The facts

In July 2019, the employer purchased from a third party a branch where clients go to complete their kitchen renovation projects. At the beginning of August 2019, the employee was appointed manager of said branch. Her duties involved ensuring the smooth operation of the branch, which included contract follow-ups, sales and human resources.

In carrying out projects, the employee worked closely with the third-party company from which the employer bought the branch, which subsequently became a supplier for the projects in question.

The employee claimed that harassing behaviour on the part of the co-owner of the supplier began at the end of August and continued until November 2019, when the employee resigned.

Initially, although verbal exchanges were difficult, the employee tried to keep the relationship professional. Considering that things were not changing, she decided to communicate with the supplier’s co-owner by email or text message only. The employee alleged that, at that point, she started receiving text messages and emails that were intimidating and aggressive as well as personal attacks.

Decision of the tribumal

A. Elements of psychological harassment are established.

What started with strained discussions quickly turned into text messages and emails being sent that contained hostile, aggressive and accusatory comments. Yet, the hostile comments against the employee continued during the second project, even going so far as to send a formal cease and desist letter, which the Tribunal found was sent solely to intimidate the employee. In the Tribunal’s opinion, the employee had proved, on a balance of probabilities, that the vexatious behaviour had violated her psychological integrity and resulted in a work environment that was harmful for her.

B. The employer’s passivity is sanctioned.

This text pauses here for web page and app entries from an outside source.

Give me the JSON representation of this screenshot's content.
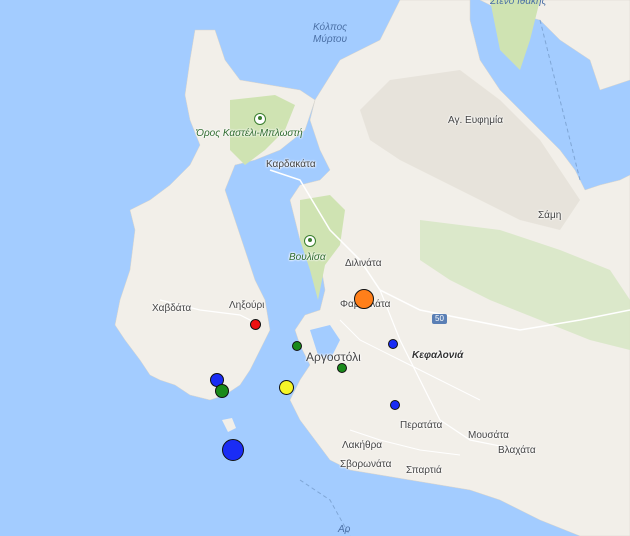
{
  "labels": {
    "gulf": "Κόλπος\nΜύρτου",
    "strait": "Στενό Ιθάκης",
    "mountain": "Όρος Καστέλι-Μπλωστή",
    "vouleisa": "Βουλίσα",
    "kardakata": "Καρδακάτα",
    "ag_eufimia": "Αγ. Ευφημία",
    "sami": "Σάμη",
    "dilinata": "Διλινάτα",
    "fakata": "Φαρακλάτα",
    "havdata": "Χαβδάτα",
    "lixouri": "Ληξούρι",
    "argostoli": "Αργοστόλι",
    "kefalonia": "Κεφαλονιά",
    "peratata": "Περατάτα",
    "mousata": "Μουσάτα",
    "vlahata": "Βλαχάτα",
    "lakithra": "Λακήθρα",
    "svoronata": "Σβορωνάτα",
    "spartia": "Σπαρτιά",
    "route": "50",
    "bottom_water": "Αρ"
  },
  "poi_icons": [
    "park-icon",
    "park-icon"
  ],
  "earthquakes": [
    {
      "id": "quake-orange",
      "color": "#ff7f1a"
    },
    {
      "id": "quake-red",
      "color": "#ee1111"
    },
    {
      "id": "quake-green-1",
      "color": "#1a8a1a"
    },
    {
      "id": "quake-blue-1",
      "color": "#1a2cf5"
    },
    {
      "id": "quake-green-2",
      "color": "#1a8a1a"
    },
    {
      "id": "quake-blue-2",
      "color": "#1a2cf5"
    },
    {
      "id": "quake-green-3",
      "color": "#1a8a1a"
    },
    {
      "id": "quake-yellow",
      "color": "#f5f528"
    },
    {
      "id": "quake-blue-3",
      "color": "#1a2cf5"
    },
    {
      "id": "quake-blue-big",
      "color": "#1a2cf5"
    }
  ],
  "colors": {
    "sea": "#a3ccff",
    "land": "#f2efe9",
    "forest": "#cfe3b2",
    "hill": "#e2ded4"
  }
}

Given the contentious relationship, the employee’s superior communicated with the supplier and verbally advised it to stop using an aggressive tone in its communications. The employee’s superior felt they were in a delicate situation. Feeling that they were caught between a rock and a hard place – the relationship with its supplier to meet clients’ needs, on the one hand, and labour relations on the other – the employee’s superior tried to respond diplomatically to calm things down. The employer recognized that the supplier’s comments were out of line and unacceptable, but argued that it had to abide by its contractual obligations to its clients so their projects involving the supplier would be successfully completed. Although the Tribunal recognized the delicate situation in which the employer found itself in, it maintained that the prevention of psychological harassment does not lend itself to “half measures”. Attempting to play both sides of the fence, and convinced that the employee was contributing to the conflict, the employer remained passive, believing that the situation would resolve itself when the contracts ended. The Tribunal therefore found that the employer had breached its obligations and was required to do more to protect its employee and put an end to the harassment.

Takeway points

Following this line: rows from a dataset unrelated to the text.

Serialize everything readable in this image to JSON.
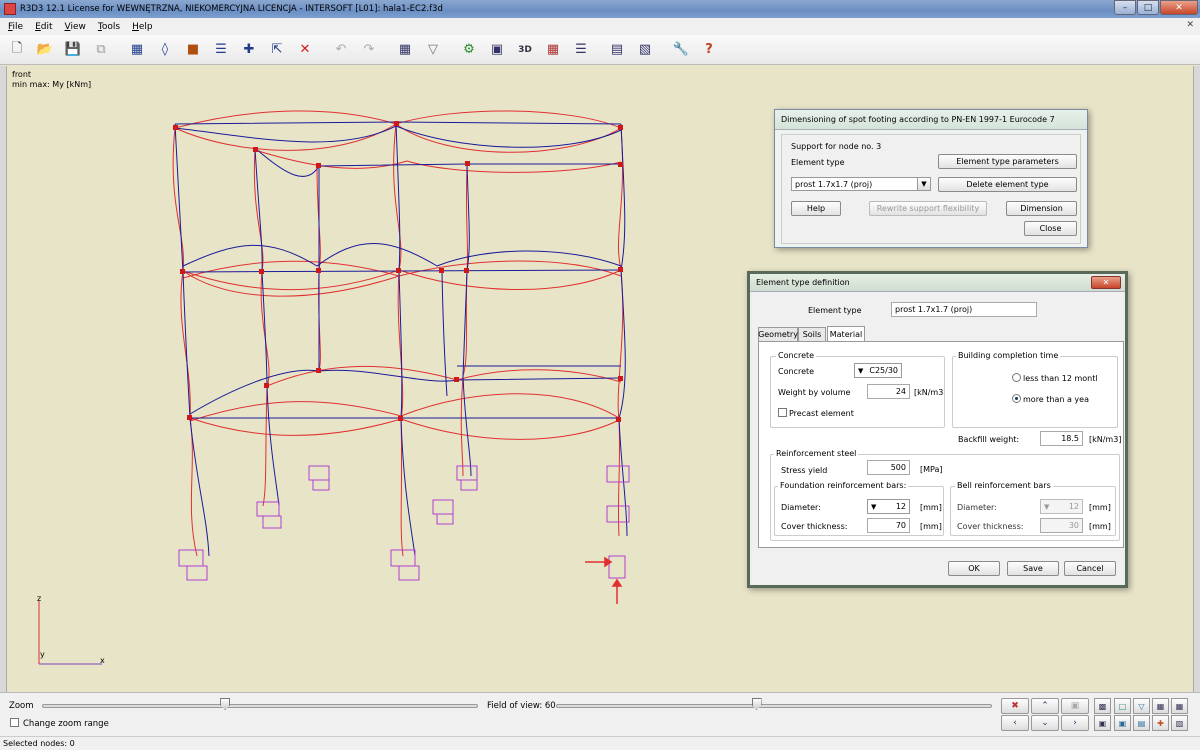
{
  "window": {
    "title": "R3D3 12.1 License for WEWNĘTRZNA, NIEKOMERCYJNA LICENCJA - INTERSOFT [L01]: hala1-EC2.f3d"
  },
  "menu": {
    "items": [
      {
        "first": "F",
        "rest": "ile"
      },
      {
        "first": "E",
        "rest": "dit"
      },
      {
        "first": "V",
        "rest": "iew"
      },
      {
        "first": "T",
        "rest": "ools"
      },
      {
        "first": "H",
        "rest": "elp"
      }
    ]
  },
  "toolbar": {
    "icons": [
      "new-icon",
      "open-icon",
      "save-icon",
      "copy-icon",
      "frame-icon",
      "node-icon",
      "support-icon",
      "bars-icon",
      "measure-icon",
      "select-icon",
      "delete-icon",
      "undo-icon",
      "redo-icon",
      "table-icon",
      "filter-icon",
      "analysis-icon",
      "view-icon",
      "3d-icon",
      "grid-icon",
      "layers-icon",
      "calculator-icon",
      "report-icon",
      "settings-icon",
      "help-icon"
    ]
  },
  "viewport": {
    "view_name": "front",
    "result_label": "min max: My [kNm]",
    "axis_z": "z",
    "axis_y": "y",
    "axis_x": "x"
  },
  "spot_footing_dialog": {
    "title": "Dimensioning of spot footing according to PN-EN 1997-1 Eurocode 7",
    "support_label": "Support for node no. 3",
    "element_type_label": "Element type",
    "element_type_value": "prost 1.7x1.7 (proj)",
    "btn_params": "Element type parameters",
    "btn_delete": "Delete element type",
    "btn_help": "Help",
    "btn_rewrite": "Rewrite support flexibility",
    "btn_dimension": "Dimension",
    "btn_close": "Close"
  },
  "element_type_dialog": {
    "title": "Element type definition",
    "element_type_label": "Element type",
    "element_type_value": "prost 1.7x1.7 (proj)",
    "tabs": [
      "Geometry",
      "Soils",
      "Material"
    ],
    "concrete_group": "Concrete",
    "concrete_label": "Concrete",
    "concrete_value": "C25/30",
    "weight_label": "Weight by volume",
    "weight_value": "24",
    "weight_unit": "[kN/m3",
    "precast_label": "Precast element",
    "completion_group": "Building completion time",
    "radio_less": "less than 12 montl",
    "radio_more": "more than a yea",
    "backfill_label": "Backfill weight:",
    "backfill_value": "18.5",
    "backfill_unit": "[kN/m3]",
    "reinf_group": "Reinforcement steel",
    "stress_label": "Stress yield",
    "stress_value": "500",
    "stress_unit": "[MPa]",
    "found_group": "Foundation reinforcement bars:",
    "diam_label": "Diameter:",
    "diam_value": "12",
    "diam_unit": "[mm]",
    "cover_label": "Cover thickness:",
    "cover_value": "70",
    "cover_unit": "[mm]",
    "bell_group": "Bell reinforcement bars",
    "bell_diam_label": "Diameter:",
    "bell_diam_value": "12",
    "bell_diam_unit": "[mm]",
    "bell_cover_label": "Cover thickness:",
    "bell_cover_value": "30",
    "bell_cover_unit": "[mm]",
    "btn_ok": "OK",
    "btn_save": "Save",
    "btn_cancel": "Cancel"
  },
  "bottom": {
    "zoom_label": "Zoom",
    "fov_label": "Field of view: 60",
    "change_zoom_label": "Change zoom range",
    "zoom_level": 0.42,
    "fov_level": 0.46
  },
  "status": {
    "text": "Selected nodes: 0"
  },
  "colors": {
    "viewport_bg": "#e8e4c8",
    "deformed_red": "#e03030",
    "deformed_blue": "#1a1a9a",
    "support_magenta": "#b040d0",
    "node_red": "#d01818"
  }
}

This decision is an important reminder of the importance of an employer’s obligations with respect to harassment. First, the fact that the harassment was perpetrated by a supplier or client does not relieve the employer of its obligations, since the employer is responsible for providing its employees with a healthy work environment. Second, taking reasonable measures to put a stop to harassment when a situation is brought to its attention calls for concrete and proportionate actions in relation to the circumstances on the employer’s part.

While these situations are particularly delicate for any business, contractual obligations and business relationships cannot justify passivity or half-hearted interventions when a situation involving harassment is brought to an employer’s attention.